Type out the data below in its entirety, exactly as given.

Exercise data>
═══

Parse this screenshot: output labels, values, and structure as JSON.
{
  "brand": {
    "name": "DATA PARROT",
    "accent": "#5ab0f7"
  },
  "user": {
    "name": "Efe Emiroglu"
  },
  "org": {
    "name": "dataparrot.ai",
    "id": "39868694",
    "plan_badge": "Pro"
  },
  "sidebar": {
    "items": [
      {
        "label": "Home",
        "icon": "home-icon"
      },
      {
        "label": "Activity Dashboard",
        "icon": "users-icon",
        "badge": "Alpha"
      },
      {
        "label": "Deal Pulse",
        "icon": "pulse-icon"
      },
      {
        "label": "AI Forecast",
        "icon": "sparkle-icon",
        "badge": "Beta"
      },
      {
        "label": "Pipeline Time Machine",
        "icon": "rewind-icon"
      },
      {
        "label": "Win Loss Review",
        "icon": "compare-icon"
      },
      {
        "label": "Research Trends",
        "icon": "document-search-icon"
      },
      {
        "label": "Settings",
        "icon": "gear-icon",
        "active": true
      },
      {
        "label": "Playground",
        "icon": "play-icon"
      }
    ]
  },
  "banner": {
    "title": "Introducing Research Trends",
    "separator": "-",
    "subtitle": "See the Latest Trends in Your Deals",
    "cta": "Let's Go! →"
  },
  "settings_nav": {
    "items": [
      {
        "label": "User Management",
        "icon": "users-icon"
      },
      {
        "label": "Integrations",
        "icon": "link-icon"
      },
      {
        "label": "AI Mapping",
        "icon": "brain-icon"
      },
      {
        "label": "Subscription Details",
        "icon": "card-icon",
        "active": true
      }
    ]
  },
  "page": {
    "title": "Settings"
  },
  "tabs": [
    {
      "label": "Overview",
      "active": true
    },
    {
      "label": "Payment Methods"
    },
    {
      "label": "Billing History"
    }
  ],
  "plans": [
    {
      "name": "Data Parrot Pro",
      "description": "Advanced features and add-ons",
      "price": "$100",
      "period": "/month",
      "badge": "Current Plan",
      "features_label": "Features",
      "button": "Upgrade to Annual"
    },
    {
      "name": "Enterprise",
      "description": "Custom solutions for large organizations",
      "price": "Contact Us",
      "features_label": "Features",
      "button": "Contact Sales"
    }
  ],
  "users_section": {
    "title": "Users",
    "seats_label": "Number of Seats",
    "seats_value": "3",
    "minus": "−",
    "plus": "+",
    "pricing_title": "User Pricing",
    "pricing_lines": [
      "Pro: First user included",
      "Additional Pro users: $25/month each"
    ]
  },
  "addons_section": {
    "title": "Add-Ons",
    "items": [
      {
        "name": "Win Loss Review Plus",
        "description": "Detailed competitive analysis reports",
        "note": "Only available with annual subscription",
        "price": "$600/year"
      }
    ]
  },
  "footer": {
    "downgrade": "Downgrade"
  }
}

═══

Solution for this problem>
Parse this screenshot: output labels, values, and structure as JSON.
{
  "brand": {
    "name": "DATA PARROT",
    "accent": "#5ab0f7"
  },
  "user": {
    "name": "Efe Emiroglu"
  },
  "org": {
    "name": "dataparrot.ai",
    "id": "39868694",
    "plan_badge": "Pro"
  },
  "sidebar": {
    "items": [
      {
        "label": "Home",
        "icon": "home-icon"
      },
      {
        "label": "Activity Dashboard",
        "icon": "users-icon",
        "badge": "Alpha"
      },
      {
        "label": "Deal Pulse",
        "icon": "pulse-icon"
      },
      {
        "label": "AI Forecast",
        "icon": "sparkle-icon",
        "badge": "Beta"
      },
      {
        "label": "Pipeline Time Machine",
        "icon": "rewind-icon"
      },
      {
        "label": "Win Loss Review",
        "icon": "compare-icon"
      },
      {
        "label": "Research Trends",
        "icon": "document-search-icon"
      },
      {
        "label": "Settings",
        "icon": "gear-icon",
        "active": true
      },
      {
        "label": "Playground",
        "icon": "play-icon"
      }
    ]
  },
  "banner": {
    "title": "Introducing Research Trends",
    "separator": "-",
    "subtitle": "See the Latest Trends in Your Deals",
    "cta": "Let's Go! →"
  },
  "settings_nav": {
    "items": [
      {
        "label": "User Management",
        "icon": "users-icon"
      },
      {
        "label": "Integrations",
        "icon": "link-icon"
      },
      {
        "label": "AI Mapping",
        "icon": "brain-icon"
      },
      {
        "label": "Subscription Details",
        "icon": "card-icon",
        "active": true
      }
    ]
  },
  "page": {
    "title": "Settings"
  },
  "tabs": [
    {
      "label": "Overview",
      "active": true
    },
    {
      "label": "Payment Methods"
    },
    {
      "label": "Billing History"
    }
  ],
  "plans": [
    {
      "name": "Data Parrot Pro",
      "description": "Advanced features and add-ons",
      "price": "$100",
      "period": "/month",
      "badge": "Current Plan",
      "features_label": "Features",
      "button": "Upgrade to Annual"
    },
    {
      "name": "Enterprise",
      "description": "Custom solutions for large organizations",
      "price": "Contact Us",
      "features_label": "Features",
      "button": "Contact Sales"
    }
  ],
  "users_section": {
    "title": "Users",
    "seats_label": "Number of Seats",
    "seats_value": "3",
    "minus": "−",
    "plus": "+",
    "pricing_title": "User Pricing",
    "pricing_lines": [
      "Pro: First user included",
      "Additional Pro users: $25/month each"
    ]
  },
  "addons_section": {
    "title": "Add-Ons",
    "items": [
      {
        "name": "Win Loss Review Plus",
        "description": "Detailed competitive analysis reports",
        "note": "Only available with annual subscription",
        "price": "$600/year"
      }
    ]
  },
  "footer": {
    "downgrade": "Downgrade"
  }
}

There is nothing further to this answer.